    Genetic diversity is the basis for evolutionary adaptation and selection under changing environmental conditions. Phytoplankton populations are genotypically diverse, can become genetically differentiated within small spatiotemporal scales and many species form resting stages. Resting stage accumulations in sediments (seed banks) are expected to serve as reservoirs for genetic information, but so far their role in maintaining phytoplankton diversity and in evolution has remained unclear. In this study we used the toxic dinoflagellate Alexandrium ostenfeldii (Dinophyceae) as a model organism to investigate if (i) the benthic seed bank is more diverse than the pelagic population and (ii) the pelagic population is seasonally differentiated. Resting stages (benthic) and plankton (pelagic) samples were collected at a coastal bloom site in the Baltic Sea, followed by cell isolation and genotyping using microsatellite markers (MS) and restriction site associated DNA sequencing (RAD). High clonal diversity (98%-100%) combined with intermediate to low gene diversity (0.58-0.03, depending on the marker) was found. Surprisingly, the benthic and pelagic fractions of the population were equally diverse, and the pelagic fraction was temporally homogeneous, despite seasonal fluctuation of environmental selection pressures. The results of this study suggest that continuous benthic-pelagic coupling, combined with frequent sexual reproduction, as indicated by persistent linkage equilibrium, prevent the dominance of single clonal lineages in a dynamic environment. Both processes harmonize the pelagic with the benthic population and thus prevent seasonal population differentiation. At the same time, frequent sexual reproduction and benthic-pelagic coupling maintain high clonal diversity in both habitats.
  • Camarena-Gomez, Maria T.; Lipsewers, Tobias; Piiparinen, Jonna; Eronen-Rasimus, Eeva; Perez-Quemalinos, Daniel; Hoikkala, Laura; Sobrino, Cristina; Spilling, Kristian (2018)

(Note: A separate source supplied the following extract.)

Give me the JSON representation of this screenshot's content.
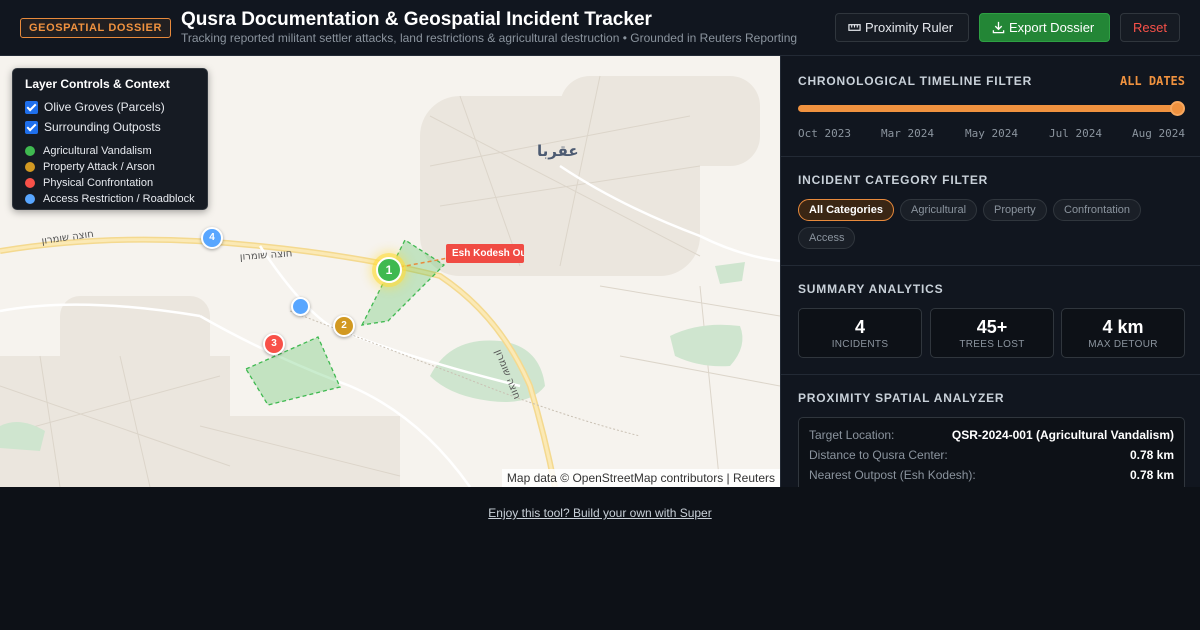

    In recent decades, the phytoplankton community in parts of the Baltic Sea has shifted from diatom dominance to co-occurrence of diatoms and dinoflagellates during the spring bloom. We investigated whether this shift affects bacterial production (BP), abundance and community composition (BCC). Two mesocosm experiments were carried out with water from the SW coast of Finland during the winters of 2012 and 2013. The water was collected before the onset of the spring bloom. Natural seawater was used as a control, and various inocula of diatom and dino flagellate cultures were used as treatments. After the phytoplankton bloom development, BP (thymidine: BPT; leucine: BPL) was significantly higher in the diatom treatments than in the controls and dinoflagellate treatments (BPT and BPL in 2012 and BPL in 2013). In 2013, the BCC was significantly different between the diatom and dinoflagellate treatments and there was a temporal shift in both experiments. Alphaproteobacteria predominated in all treatments at the beginning of the experiments and shifted to flavobacterial (2012) and betaproteobacterial predominance (2013) during the chlorophyll a peak. Towards the end of the experiment, Actinobacteria and Betaproteo bacteria predominated in the diatom treatment in 2012, whereas in 2013 Flavobacteriia (all treatments) predominated together with Gammaproteobacteria and Cytophagia (diatom treatments). The results demonstrated that bacterial physiology and community structure are affected by relatively small changes in the phytoplankton community. Thus, the ongoing changes in the phytoplankton community resulting from co-occurrence of diatoms and dinoflagellates may decrease pelagic remineralization of carbon and reduce organic matter fluxes through the microbial loop.